### Brief:
Restate all the data word for word, leaving nothing out.
----- Data provided -----
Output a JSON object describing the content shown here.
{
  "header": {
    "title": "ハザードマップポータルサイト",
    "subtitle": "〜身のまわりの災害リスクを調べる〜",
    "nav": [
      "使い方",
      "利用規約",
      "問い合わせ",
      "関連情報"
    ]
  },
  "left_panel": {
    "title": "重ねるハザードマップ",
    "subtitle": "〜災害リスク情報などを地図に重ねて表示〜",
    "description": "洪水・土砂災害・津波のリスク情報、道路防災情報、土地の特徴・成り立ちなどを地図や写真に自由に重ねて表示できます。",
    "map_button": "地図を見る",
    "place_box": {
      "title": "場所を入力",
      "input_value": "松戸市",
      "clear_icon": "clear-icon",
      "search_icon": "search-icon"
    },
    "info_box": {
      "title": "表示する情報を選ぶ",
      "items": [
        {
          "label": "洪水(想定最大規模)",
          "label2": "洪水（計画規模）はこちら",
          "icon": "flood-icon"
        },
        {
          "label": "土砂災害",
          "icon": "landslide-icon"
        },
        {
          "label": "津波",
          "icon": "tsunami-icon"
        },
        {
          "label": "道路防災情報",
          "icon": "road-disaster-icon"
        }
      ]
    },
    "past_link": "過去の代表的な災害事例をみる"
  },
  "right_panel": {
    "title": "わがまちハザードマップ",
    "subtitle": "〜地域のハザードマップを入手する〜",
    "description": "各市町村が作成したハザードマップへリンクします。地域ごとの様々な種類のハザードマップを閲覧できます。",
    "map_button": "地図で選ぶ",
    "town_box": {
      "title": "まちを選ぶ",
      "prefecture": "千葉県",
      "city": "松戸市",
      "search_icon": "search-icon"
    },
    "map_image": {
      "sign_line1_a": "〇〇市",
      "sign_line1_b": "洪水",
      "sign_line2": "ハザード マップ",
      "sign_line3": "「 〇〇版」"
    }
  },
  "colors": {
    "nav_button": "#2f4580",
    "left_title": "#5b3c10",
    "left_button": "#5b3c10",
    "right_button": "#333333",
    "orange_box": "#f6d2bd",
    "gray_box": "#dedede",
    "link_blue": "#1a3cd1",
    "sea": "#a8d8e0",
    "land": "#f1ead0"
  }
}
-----
### Expected answer:
Output a JSON object describing the content shown here.
{
  "header": {
    "title": "ハザードマップポータルサイト",
    "subtitle": "〜身のまわりの災害リスクを調べる〜",
    "nav": [
      "使い方",
      "利用規約",
      "問い合わせ",
      "関連情報"
    ]
  },
  "left_panel": {
    "title": "重ねるハザードマップ",
    "subtitle": "〜災害リスク情報などを地図に重ねて表示〜",
    "description": "洪水・土砂災害・津波のリスク情報、道路防災情報、土地の特徴・成り立ちなどを地図や写真に自由に重ねて表示できます。",
    "map_button": "地図を見る",
    "place_box": {
      "title": "場所を入力",
      "input_value": "松戸市",
      "clear_icon": "clear-icon",
      "search_icon": "search-icon"
    },
    "info_box": {
      "title": "表示する情報を選ぶ",
      "items": [
        {
          "label": "洪水(想定最大規模)",
          "label2": "洪水（計画規模）はこちら",
          "icon": "flood-icon"
        },
        {
          "label": "土砂災害",
          "icon": "landslide-icon"
        },
        {
          "label": "津波",
          "icon": "tsunami-icon"
        },
        {
          "label": "道路防災情報",
          "icon": "road-disaster-icon"
        }
      ]
    },
    "past_link": "過去の代表的な災害事例をみる"
  },
  "right_panel": {
    "title": "わがまちハザードマップ",
    "subtitle": "〜地域のハザードマップを入手する〜",
    "description": "各市町村が作成したハザードマップへリンクします。地域ごとの様々な種類のハザードマップを閲覧できます。",
    "map_button": "地図で選ぶ",
    "town_box": {
      "title": "まちを選ぶ",
      "prefecture": "千葉県",
      "city": "松戸市",
      "search_icon": "search-icon"
    },
    "map_image": {
      "sign_line1_a": "〇〇市",
      "sign_line1_b": "洪水",
      "sign_line2": "ハザード マップ",
      "sign_line3": "「 〇〇版」"
    }
  },
  "colors": {
    "nav_button": "#2f4580",
    "left_title": "#5b3c10",
    "left_button": "#5b3c10",
    "right_button": "#333333",
    "orange_box": "#f6d2bd",
    "gray_box": "#dedede",
    "link_blue": "#1a3cd1",
    "sea": "#a8d8e0",
    "land": "#f1ead0"
  }
}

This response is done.